First Biomarker Evidence Linking Autism To Pesticide DDT Revealed
Pregnant women with high levels of the pesticide DDT have a higher risk of giving birth to a child with autism, a new study reveals.
The controversial chemical DDT made its mark as a powerful pesticide in the early 1900s, but is now banned in most countries around the world for its effects on the environment, wildlife, and human health.
DDT And Its Effects On Autism
The study, published in the American Journal of Psychiatry, examined blood samples from over a million mothers in Finland who were pregnant from 1987 to 2005. From this pool, the team identified 778 children diagnosed with autism, then pulled 778 children without the diagnosis to serve as control subjects.
After analyzing the blood samples of the children's mothers, the researchers found that pregnant women with higher concentrations of DDE — the metabolic by-product of DDT — are 32 percent more likely to give birth to children with autism than those with lower levels of DDE.
Mothers with elevated DDE levels were also shown twice as likely to have children with both autism and an intellectual disability.
According to Live Science, the results stayed consistent even when the researchers adjusted other factors such as the mother's age, socioeconomic status, and a history of psychiatric disorders.
The study provides the first biomarker-based evidence that a mother's exposure to insecticides is associated with autism.
The researchers also tested the blood samples for another banned chemical PCB, but no links were found to autism.
Potential Reasons Behind The Association
There is still a lack of clear reason behind DDT's significant impact on autism.

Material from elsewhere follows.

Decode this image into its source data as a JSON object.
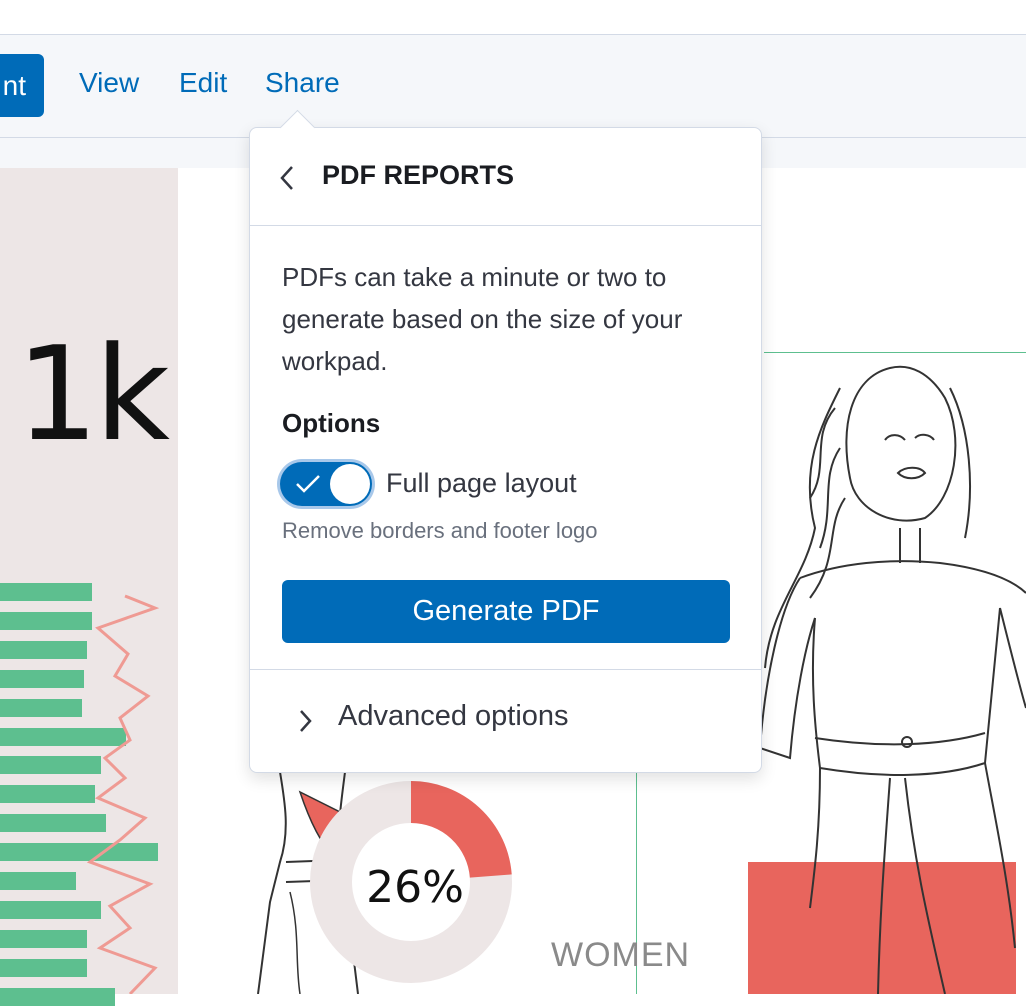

However, the study's lead researcher Alan Brown, a psychiatrist and epidemiologist at Columbia University, offers two potential explanations, according to Nature. One is DDT's known effect of low birth weight and premature birth, both of which are related to autism.
The chemical also binds to proteins known as androgen receptors, which has been shown in rodent studies to interfere with fetal brain development.
Still, Brown says the overall risk of autism remains low, even in children whose mothers were found with higher concentrations of DDE.
While the findings were significant, the authors also stress that the study does not prove that DDT directly causes autism. It may simply be a single contributor in a myriad of factors that lead to the disorder.
"Very likely, you need other predisposing factors [for autism] in addition to [DDE]," Brown explains to Live Science. "I don't think moms should be going out and getting tested for these things."
DDT In The Environment
DDT has been banned for a few decades in many countries, but it's still occasionally used in Africa to keep mosquito populations down.
It is also a chemical that breaks down extremely slowly, so DDT is still lingering in the soil and water today.